### Your task
Your answer should be every line of the records that contains the word "description", copied as it stands.

### Listed records
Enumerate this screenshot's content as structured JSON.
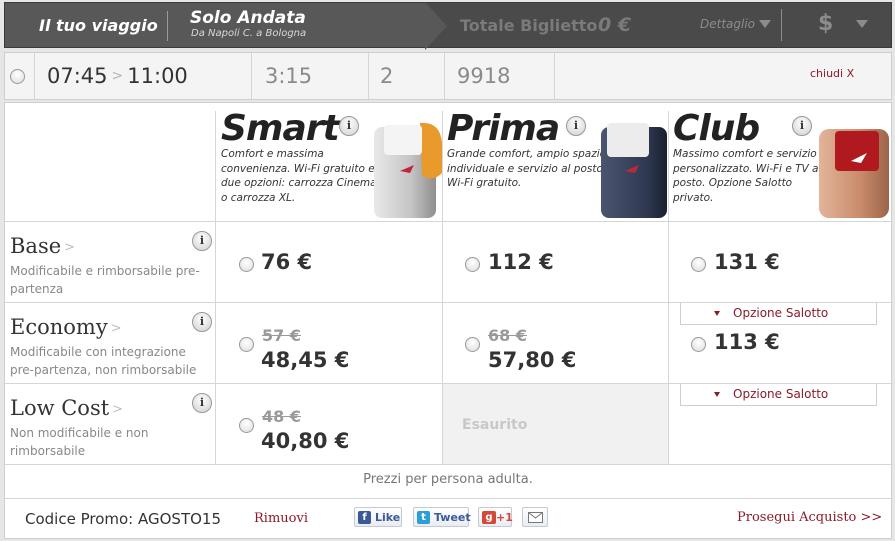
{
  "header": {
    "trip_label": "Il tuo viaggio",
    "trip_type": "Solo Andata",
    "route": "Da Napoli C. a Bologna",
    "total_label": "Totale Biglietto",
    "total_value": "0 €",
    "detail_label": "Dettaglio",
    "currency_symbol": "$"
  },
  "train": {
    "departure": "07:45",
    "arrival": "11:00",
    "arrow": ">",
    "duration": "3:15",
    "changes": "2",
    "train_number": "9918",
    "close_label": "chiudi X"
  },
  "classes": [
    {
      "name": "Smart",
      "info": "i",
      "description": "Comfort e massima convenienza. Wi-Fi gratuito e due opzioni: carrozza Cinema o carrozza XL.",
      "icon": "seat-smart-image"
    },
    {
      "name": "Prima",
      "info": "i",
      "description": "Grande comfort, ampio spazio individuale e servizio al posto. Wi-Fi gratuito.",
      "icon": "seat-prima-image"
    },
    {
      "name": "Club",
      "info": "i",
      "description": "Massimo comfort e servizio personalizzato. Wi-Fi e TV al posto. Opzione Salotto privato.",
      "icon": "seat-club-image"
    }
  ],
  "fares": [
    {
      "name": "Base",
      "chevron": ">",
      "info": "i",
      "description": "Modificabile e rimborsabile pre-partenza",
      "smart": {
        "price": "76 €"
      },
      "prima": {
        "price": "112 €"
      },
      "club": {
        "price": "131 €"
      }
    },
    {
      "name": "Economy",
      "chevron": ">",
      "info": "i",
      "description": "Modificabile con integrazione pre-partenza, non rimborsabile",
      "smart": {
        "old_price": "57 €",
        "price": "48,45 €"
      },
      "prima": {
        "old_price": "68 €",
        "price": "57,80 €"
      },
      "club": {
        "price": "113 €"
      }
    },
    {
      "name": "Low Cost",
      "chevron": ">",
      "info": "i",
      "description": "Non modificabile e non rimborsabile",
      "smart": {
        "old_price": "48 €",
        "price": "40,80 €"
      },
      "prima": {
        "status": "Esaurito"
      }
    }
  ],
  "salotto_option_label": "Opzione Salotto",
  "note": "Prezzi per persona adulta.",
  "footer": {
    "promo_label": "Codice Promo: AGOSTO15",
    "remove_label": "Rimuovi",
    "facebook_label": "Like",
    "twitter_label": "Tweet",
    "gplus_label": "+1",
    "continue_label": "Prosegui Acquisto >>"
  },
  "colors": {
    "header_bg": "#585858",
    "accent_link": "#8b1a2b",
    "panel_bg": "#ffffff",
    "sold_out_bg": "#f1f1f1"
  }
}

### Result of the task
      "description": "Comfort e massima convenienza. Wi-Fi gratuito e due opzioni: carrozza Cinema o carrozza XL.",
      "description": "Grande comfort, ampio spazio individuale e servizio al posto. Wi-Fi gratuito.",
      "description": "Massimo comfort e servizio personalizzato. Wi-Fi e TV al posto. Opzione Salotto privato.",
      "description": "Modificabile e rimborsabile pre-partenza",
      "description": "Modificabile con integrazione pre-partenza, non rimborsabile",
      "description": "Non modificabile e non rimborsabile",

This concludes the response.